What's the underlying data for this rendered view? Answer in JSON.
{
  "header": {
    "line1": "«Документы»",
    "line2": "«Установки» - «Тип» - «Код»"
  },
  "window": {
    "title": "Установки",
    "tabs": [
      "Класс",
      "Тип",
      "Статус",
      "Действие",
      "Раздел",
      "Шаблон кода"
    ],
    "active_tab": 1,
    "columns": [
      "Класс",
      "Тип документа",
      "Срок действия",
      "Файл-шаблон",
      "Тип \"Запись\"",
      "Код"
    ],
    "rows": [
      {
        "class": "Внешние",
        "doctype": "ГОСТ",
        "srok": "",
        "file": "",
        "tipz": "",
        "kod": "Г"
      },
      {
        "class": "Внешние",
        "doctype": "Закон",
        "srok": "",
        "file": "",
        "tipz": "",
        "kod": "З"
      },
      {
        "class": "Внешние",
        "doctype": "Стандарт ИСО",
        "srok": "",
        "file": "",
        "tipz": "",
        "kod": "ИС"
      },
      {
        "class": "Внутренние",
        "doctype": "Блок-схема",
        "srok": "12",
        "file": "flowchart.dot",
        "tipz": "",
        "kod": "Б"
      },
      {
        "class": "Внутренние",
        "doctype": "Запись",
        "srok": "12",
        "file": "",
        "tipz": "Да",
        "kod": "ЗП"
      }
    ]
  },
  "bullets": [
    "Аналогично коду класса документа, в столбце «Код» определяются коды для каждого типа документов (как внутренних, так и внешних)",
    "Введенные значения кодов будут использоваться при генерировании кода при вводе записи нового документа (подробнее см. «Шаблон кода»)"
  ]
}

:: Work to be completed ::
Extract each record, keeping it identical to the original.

:: Result of the exercise ::
What's the underlying data for this rendered view? Answer in JSON.
{
  "header": {
    "line1": "«Документы»",
    "line2": "«Установки» - «Тип» - «Код»"
  },
  "window": {
    "title": "Установки",
    "tabs": [
      "Класс",
      "Тип",
      "Статус",
      "Действие",
      "Раздел",
      "Шаблон кода"
    ],
    "active_tab": 1,
    "columns": [
      "Класс",
      "Тип документа",
      "Срок действия",
      "Файл-шаблон",
      "Тип \"Запись\"",
      "Код"
    ],
    "rows": [
      {
        "class": "Внешние",
        "doctype": "ГОСТ",
        "srok": "",
        "file": "",
        "tipz": "",
        "kod": "Г"
      },
      {
        "class": "Внешние",
        "doctype": "Закон",
        "srok": "",
        "file": "",
        "tipz": "",
        "kod": "З"
      },
      {
        "class": "Внешние",
        "doctype": "Стандарт ИСО",
        "srok": "",
        "file": "",
        "tipz": "",
        "kod": "ИС"
      },
      {
        "class": "Внутренние",
        "doctype": "Блок-схема",
        "srok": "12",
        "file": "flowchart.dot",
        "tipz": "",
        "kod": "Б"
      },
      {
        "class": "Внутренние",
        "doctype": "Запись",
        "srok": "12",
        "file": "",
        "tipz": "Да",
        "kod": "ЗП"
      }
    ]
  },
  "bullets": [
    "Аналогично коду класса документа, в столбце «Код» определяются коды для каждого типа документов (как внутренних, так и внешних)",
    "Введенные значения кодов будут использоваться при генерировании кода при вводе записи нового документа (подробнее см. «Шаблон кода»)"
  ]
}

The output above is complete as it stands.